** Opening DATA PROVIDED block **
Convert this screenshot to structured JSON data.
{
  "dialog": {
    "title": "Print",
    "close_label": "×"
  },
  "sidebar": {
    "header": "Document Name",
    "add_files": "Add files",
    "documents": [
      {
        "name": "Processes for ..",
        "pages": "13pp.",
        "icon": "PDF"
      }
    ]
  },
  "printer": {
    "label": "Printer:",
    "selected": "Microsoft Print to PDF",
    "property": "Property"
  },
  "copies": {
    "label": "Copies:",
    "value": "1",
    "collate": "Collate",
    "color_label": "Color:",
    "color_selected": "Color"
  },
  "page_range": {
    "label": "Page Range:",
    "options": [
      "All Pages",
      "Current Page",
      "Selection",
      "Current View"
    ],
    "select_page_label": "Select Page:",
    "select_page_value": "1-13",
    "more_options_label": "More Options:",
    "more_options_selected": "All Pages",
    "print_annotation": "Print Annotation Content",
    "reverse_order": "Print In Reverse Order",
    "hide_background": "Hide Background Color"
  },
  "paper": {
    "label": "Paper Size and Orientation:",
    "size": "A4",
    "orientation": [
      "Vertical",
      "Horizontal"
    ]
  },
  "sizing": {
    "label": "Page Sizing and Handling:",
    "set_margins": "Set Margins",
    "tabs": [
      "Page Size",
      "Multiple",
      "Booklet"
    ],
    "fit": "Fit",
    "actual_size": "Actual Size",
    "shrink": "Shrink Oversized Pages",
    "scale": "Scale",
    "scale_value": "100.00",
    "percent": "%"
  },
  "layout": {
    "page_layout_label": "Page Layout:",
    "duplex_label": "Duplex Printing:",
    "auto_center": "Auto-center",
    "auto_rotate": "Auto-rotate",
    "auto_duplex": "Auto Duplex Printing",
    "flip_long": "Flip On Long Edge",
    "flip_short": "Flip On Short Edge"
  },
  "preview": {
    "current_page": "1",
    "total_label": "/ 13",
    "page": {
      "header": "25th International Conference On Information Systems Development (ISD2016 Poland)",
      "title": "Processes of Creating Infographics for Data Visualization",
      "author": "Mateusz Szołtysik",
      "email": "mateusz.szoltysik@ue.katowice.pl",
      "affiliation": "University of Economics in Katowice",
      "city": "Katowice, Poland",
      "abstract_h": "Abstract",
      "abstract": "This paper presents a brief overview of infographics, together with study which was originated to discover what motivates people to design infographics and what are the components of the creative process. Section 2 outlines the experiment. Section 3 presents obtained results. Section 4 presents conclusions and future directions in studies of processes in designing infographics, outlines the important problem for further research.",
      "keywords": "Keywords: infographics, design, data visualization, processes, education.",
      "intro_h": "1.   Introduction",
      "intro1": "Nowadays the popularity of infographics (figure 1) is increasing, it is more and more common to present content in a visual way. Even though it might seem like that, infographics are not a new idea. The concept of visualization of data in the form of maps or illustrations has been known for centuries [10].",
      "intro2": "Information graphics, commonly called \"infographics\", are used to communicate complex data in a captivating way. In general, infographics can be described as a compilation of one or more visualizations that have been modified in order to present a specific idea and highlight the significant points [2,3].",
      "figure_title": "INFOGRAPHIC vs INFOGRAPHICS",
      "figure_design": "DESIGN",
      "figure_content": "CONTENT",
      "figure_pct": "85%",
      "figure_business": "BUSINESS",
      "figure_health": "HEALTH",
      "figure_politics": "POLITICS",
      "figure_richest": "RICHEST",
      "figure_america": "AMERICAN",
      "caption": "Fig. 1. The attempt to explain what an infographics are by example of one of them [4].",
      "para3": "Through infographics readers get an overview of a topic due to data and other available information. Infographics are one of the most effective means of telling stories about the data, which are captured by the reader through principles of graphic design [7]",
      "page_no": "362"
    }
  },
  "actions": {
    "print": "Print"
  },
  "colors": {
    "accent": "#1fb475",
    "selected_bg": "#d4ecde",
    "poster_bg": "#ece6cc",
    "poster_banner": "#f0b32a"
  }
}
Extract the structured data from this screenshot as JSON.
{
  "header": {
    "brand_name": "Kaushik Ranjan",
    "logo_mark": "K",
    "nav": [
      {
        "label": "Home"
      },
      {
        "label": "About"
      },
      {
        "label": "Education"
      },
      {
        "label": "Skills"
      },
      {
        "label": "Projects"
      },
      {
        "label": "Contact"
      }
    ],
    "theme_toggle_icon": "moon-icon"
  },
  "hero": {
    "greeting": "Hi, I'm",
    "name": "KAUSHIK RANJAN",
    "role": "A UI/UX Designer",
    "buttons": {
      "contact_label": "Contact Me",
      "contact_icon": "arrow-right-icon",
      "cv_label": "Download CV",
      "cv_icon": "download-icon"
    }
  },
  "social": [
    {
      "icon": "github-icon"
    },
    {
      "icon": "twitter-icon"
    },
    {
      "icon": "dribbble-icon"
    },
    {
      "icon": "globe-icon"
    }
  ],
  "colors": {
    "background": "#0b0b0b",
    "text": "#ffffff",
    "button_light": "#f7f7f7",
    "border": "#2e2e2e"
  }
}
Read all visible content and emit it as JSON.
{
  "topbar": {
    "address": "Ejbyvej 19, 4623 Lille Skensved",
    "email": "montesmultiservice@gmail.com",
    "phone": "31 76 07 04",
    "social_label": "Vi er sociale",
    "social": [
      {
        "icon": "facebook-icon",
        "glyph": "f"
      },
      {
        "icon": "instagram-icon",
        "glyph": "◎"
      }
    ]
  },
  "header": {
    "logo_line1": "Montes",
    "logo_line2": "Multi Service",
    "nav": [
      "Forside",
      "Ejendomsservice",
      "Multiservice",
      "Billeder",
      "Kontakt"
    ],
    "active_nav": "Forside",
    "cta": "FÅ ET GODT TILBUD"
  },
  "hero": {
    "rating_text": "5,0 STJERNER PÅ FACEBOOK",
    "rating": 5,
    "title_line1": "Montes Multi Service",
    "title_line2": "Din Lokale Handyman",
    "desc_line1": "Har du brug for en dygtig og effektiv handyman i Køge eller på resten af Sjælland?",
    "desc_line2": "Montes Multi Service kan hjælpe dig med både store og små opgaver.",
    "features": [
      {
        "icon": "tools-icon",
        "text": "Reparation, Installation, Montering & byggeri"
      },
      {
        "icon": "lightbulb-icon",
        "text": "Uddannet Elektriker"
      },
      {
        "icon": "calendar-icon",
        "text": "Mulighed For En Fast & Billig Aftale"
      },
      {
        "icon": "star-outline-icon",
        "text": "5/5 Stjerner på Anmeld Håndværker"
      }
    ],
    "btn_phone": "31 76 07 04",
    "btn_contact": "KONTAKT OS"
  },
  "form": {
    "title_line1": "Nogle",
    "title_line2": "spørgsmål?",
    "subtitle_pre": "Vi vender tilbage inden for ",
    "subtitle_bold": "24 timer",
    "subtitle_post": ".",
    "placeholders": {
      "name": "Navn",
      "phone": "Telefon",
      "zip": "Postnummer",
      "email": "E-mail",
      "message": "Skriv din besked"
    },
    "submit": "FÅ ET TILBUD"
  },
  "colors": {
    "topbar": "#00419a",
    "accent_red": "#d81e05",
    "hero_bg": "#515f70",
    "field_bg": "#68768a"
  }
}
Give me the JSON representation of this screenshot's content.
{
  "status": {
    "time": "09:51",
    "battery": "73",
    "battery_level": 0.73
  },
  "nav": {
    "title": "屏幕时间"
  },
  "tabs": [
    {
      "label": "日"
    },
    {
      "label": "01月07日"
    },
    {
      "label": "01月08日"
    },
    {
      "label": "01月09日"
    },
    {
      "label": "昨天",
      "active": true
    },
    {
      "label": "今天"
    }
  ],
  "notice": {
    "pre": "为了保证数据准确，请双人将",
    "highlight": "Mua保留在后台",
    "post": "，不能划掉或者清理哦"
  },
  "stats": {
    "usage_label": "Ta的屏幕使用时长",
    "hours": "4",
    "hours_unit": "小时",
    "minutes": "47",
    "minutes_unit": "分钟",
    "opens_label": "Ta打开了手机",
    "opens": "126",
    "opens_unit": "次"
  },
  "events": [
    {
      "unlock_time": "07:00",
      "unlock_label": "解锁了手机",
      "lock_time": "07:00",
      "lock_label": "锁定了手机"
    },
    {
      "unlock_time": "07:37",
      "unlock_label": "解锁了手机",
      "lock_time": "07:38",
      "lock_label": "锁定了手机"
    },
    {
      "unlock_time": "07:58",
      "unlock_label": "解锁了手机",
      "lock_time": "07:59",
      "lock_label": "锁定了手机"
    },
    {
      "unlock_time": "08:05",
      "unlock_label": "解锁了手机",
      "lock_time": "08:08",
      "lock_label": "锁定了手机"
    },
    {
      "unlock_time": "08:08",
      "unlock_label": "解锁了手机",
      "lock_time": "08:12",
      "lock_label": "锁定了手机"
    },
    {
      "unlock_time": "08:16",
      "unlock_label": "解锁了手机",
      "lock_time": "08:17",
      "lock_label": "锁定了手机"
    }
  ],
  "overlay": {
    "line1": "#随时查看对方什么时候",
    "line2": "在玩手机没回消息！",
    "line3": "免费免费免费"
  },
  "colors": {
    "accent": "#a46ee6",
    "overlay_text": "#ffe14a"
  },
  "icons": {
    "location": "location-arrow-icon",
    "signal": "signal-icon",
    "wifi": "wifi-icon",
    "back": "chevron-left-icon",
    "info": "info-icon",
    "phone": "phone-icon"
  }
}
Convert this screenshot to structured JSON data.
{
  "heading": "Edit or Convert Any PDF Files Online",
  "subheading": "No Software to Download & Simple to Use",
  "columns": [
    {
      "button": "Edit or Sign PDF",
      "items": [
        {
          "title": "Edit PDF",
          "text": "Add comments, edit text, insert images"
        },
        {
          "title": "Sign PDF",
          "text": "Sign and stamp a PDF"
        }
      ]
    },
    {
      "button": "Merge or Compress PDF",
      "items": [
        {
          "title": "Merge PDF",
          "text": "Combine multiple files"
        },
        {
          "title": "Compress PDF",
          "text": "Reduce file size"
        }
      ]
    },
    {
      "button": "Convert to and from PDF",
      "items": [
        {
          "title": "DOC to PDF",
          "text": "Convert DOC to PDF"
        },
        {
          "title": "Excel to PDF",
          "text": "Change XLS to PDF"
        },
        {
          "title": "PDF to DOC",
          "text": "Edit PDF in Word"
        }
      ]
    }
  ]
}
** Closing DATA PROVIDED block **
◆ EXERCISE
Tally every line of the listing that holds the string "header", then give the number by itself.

◆ RESULT FOR THIS TASK
4